■ **The data**:

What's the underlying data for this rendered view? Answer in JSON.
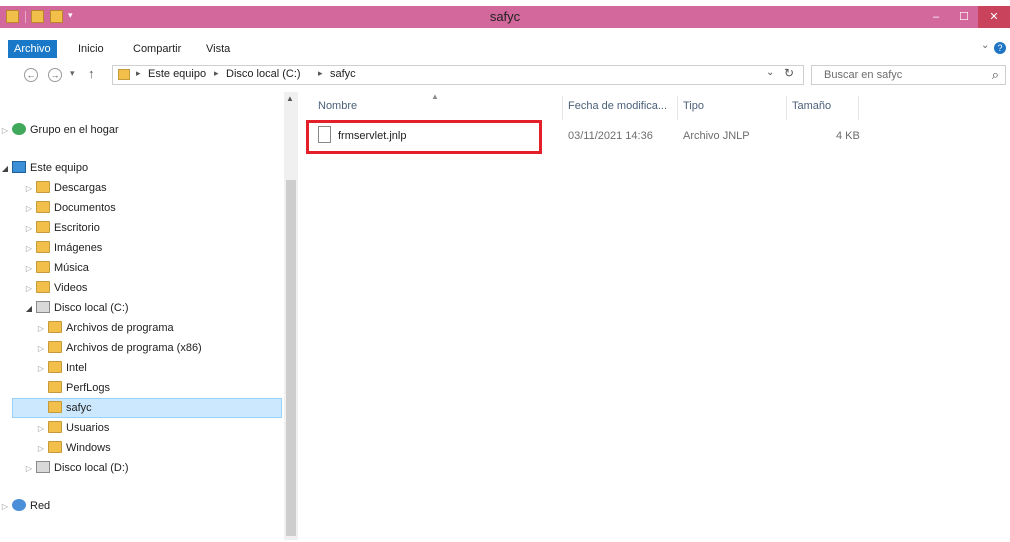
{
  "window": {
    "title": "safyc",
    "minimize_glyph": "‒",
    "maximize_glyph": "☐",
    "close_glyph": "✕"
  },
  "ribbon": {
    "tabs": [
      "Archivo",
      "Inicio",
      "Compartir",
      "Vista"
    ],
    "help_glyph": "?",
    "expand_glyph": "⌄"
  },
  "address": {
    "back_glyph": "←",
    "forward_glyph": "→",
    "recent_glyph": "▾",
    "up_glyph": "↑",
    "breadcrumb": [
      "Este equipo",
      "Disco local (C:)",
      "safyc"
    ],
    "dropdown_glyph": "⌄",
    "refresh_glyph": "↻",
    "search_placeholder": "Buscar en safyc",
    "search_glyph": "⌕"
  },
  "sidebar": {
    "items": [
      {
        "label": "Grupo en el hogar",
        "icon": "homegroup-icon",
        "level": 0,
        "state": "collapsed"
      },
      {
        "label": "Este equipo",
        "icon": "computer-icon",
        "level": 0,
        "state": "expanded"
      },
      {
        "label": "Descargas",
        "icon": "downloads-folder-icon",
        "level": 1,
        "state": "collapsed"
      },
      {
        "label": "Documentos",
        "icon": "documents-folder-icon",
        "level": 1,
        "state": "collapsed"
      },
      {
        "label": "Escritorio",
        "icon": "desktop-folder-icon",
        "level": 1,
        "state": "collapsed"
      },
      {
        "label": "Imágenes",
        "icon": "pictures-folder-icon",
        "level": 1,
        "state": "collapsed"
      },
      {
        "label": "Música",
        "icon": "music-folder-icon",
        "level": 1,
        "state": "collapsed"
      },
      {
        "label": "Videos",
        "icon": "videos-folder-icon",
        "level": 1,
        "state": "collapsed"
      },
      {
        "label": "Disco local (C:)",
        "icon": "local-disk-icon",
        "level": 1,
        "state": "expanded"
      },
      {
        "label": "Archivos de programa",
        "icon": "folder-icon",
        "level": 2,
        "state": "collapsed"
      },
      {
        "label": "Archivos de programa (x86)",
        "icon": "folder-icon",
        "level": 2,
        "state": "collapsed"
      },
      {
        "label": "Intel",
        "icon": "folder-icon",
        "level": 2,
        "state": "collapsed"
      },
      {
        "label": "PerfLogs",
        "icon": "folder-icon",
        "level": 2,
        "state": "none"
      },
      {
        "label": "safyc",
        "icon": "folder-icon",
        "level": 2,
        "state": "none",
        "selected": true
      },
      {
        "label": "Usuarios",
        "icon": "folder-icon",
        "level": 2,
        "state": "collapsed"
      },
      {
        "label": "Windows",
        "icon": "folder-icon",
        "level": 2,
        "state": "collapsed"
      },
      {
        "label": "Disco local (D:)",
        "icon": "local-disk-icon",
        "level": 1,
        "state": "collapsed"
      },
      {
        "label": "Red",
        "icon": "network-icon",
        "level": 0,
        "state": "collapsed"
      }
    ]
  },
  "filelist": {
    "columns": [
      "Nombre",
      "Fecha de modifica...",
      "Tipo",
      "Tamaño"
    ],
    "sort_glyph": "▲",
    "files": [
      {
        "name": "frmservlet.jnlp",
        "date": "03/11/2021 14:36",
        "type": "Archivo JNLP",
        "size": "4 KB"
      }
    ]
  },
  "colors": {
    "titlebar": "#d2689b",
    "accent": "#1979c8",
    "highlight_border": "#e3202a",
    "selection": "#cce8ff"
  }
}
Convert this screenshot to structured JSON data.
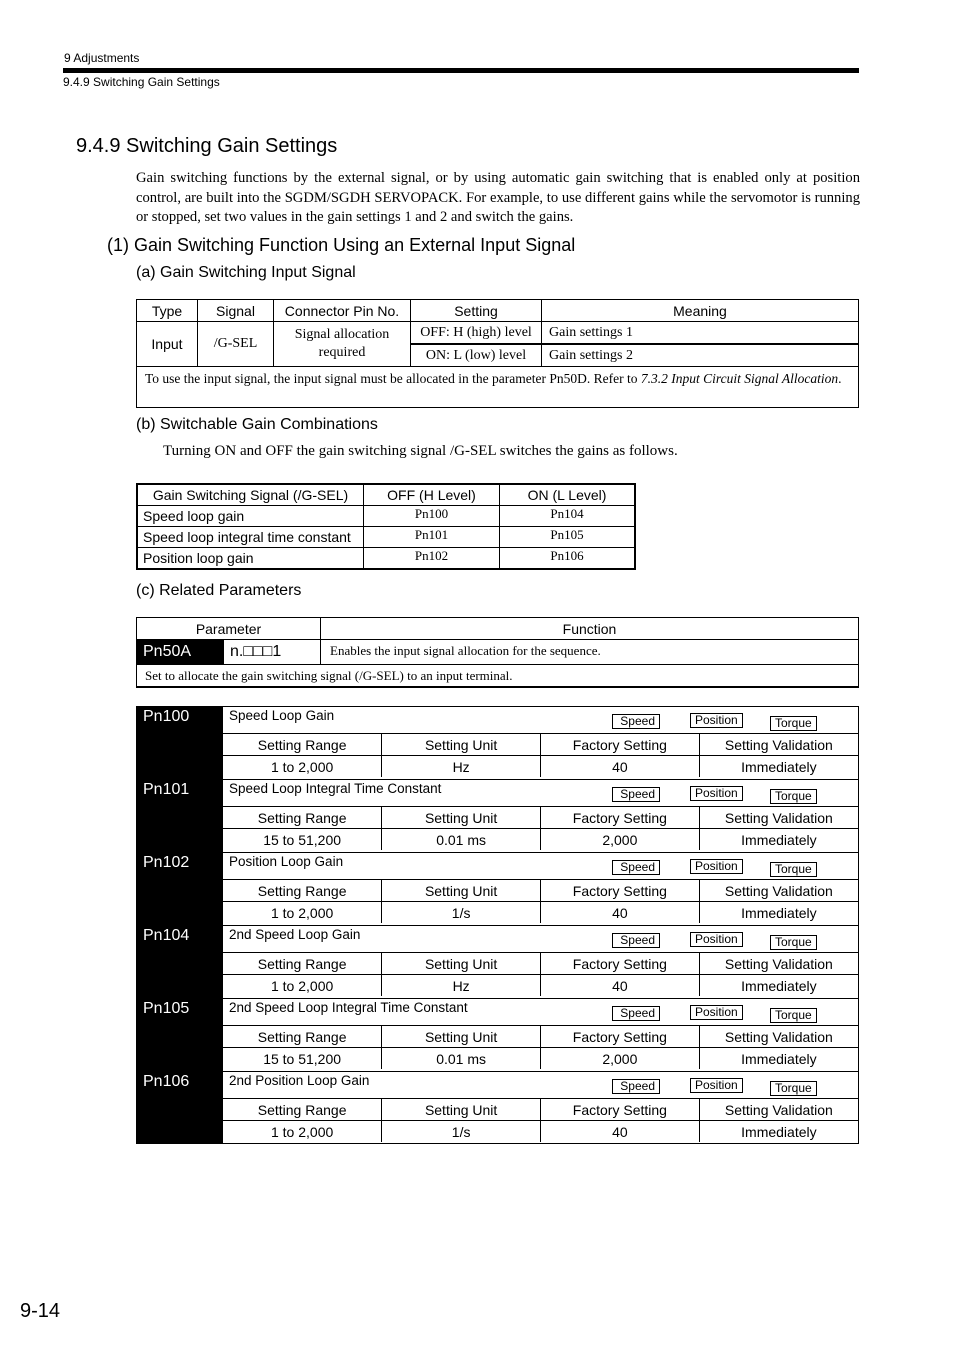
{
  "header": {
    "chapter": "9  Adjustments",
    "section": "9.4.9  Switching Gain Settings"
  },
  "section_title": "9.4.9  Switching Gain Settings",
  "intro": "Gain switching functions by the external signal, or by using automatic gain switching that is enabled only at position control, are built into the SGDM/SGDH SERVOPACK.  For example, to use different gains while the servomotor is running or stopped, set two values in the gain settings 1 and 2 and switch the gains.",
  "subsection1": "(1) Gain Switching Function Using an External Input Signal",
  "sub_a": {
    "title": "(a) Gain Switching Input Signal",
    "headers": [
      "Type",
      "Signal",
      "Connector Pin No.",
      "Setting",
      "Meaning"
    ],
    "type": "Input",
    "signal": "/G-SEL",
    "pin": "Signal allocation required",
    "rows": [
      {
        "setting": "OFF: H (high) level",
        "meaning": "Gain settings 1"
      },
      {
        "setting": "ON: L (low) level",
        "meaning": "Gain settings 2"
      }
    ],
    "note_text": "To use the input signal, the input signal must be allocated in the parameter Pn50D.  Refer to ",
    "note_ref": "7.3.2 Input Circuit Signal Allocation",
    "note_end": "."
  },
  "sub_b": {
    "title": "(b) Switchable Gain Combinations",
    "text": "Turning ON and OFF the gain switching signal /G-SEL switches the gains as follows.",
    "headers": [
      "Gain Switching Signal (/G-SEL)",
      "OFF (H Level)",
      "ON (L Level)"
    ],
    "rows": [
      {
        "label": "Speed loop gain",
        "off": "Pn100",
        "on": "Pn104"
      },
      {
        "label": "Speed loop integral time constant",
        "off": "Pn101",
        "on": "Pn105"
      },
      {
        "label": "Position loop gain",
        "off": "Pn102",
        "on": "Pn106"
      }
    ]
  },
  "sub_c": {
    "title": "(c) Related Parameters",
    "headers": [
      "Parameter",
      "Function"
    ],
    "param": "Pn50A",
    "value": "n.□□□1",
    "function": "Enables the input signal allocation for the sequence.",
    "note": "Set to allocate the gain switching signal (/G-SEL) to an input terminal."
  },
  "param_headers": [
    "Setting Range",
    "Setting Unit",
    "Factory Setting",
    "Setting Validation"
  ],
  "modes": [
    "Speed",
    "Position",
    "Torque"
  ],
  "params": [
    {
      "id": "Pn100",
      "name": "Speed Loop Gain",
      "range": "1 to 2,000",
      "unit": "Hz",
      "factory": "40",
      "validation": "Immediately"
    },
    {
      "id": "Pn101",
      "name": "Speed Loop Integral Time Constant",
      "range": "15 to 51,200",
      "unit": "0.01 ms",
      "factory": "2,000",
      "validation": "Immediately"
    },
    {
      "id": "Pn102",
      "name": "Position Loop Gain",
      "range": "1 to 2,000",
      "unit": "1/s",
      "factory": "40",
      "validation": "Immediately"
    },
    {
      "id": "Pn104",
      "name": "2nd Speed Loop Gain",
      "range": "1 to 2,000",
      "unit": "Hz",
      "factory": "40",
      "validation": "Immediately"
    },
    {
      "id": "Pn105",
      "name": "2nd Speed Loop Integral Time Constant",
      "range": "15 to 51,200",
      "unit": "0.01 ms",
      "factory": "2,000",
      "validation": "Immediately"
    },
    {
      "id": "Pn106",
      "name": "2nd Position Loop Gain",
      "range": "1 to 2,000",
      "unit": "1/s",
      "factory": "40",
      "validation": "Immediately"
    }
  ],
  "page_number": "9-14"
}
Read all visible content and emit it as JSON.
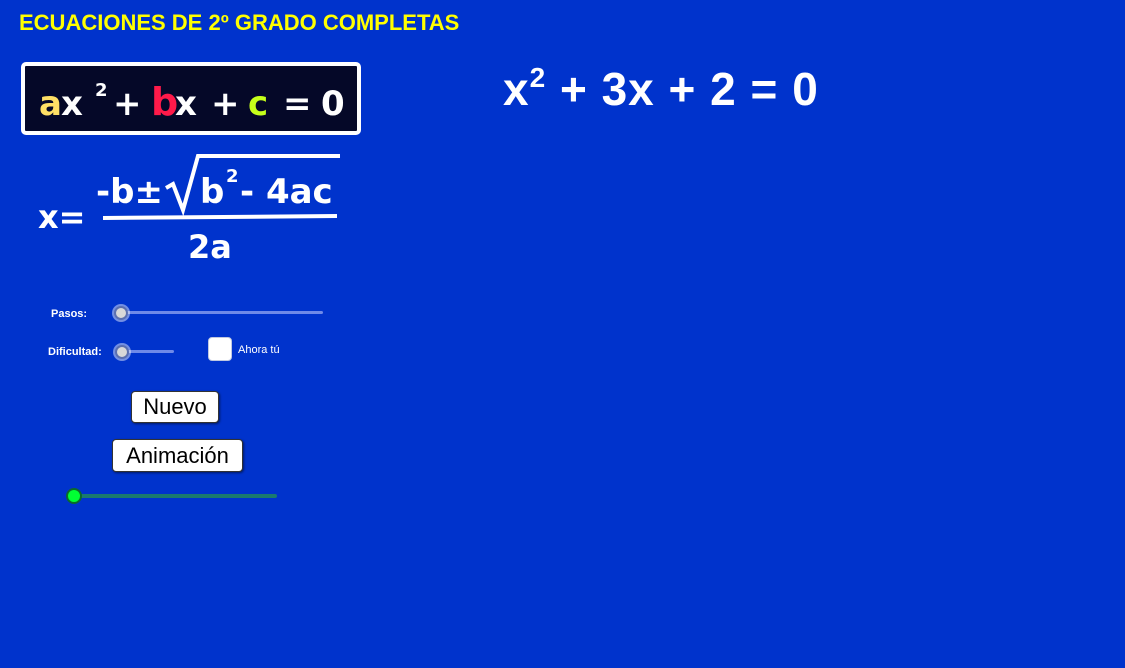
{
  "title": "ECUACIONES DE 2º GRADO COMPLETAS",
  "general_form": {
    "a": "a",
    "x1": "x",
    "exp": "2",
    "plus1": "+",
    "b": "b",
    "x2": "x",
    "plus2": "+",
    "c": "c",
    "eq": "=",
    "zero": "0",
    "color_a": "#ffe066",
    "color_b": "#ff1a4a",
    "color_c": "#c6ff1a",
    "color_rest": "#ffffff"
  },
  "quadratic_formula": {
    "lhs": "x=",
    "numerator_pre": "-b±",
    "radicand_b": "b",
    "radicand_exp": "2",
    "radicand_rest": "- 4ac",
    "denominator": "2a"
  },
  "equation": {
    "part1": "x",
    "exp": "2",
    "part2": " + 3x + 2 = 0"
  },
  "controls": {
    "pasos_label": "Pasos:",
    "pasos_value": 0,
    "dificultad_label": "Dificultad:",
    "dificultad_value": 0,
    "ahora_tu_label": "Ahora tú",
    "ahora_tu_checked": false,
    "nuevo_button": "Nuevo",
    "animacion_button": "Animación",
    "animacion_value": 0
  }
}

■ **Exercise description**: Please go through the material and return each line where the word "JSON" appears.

■ **Finished task**:
What's the underlying data for this rendered view? Answer in JSON.
Convert this screenshot to structured JSON data.
Read all visible content and emit it as JSON.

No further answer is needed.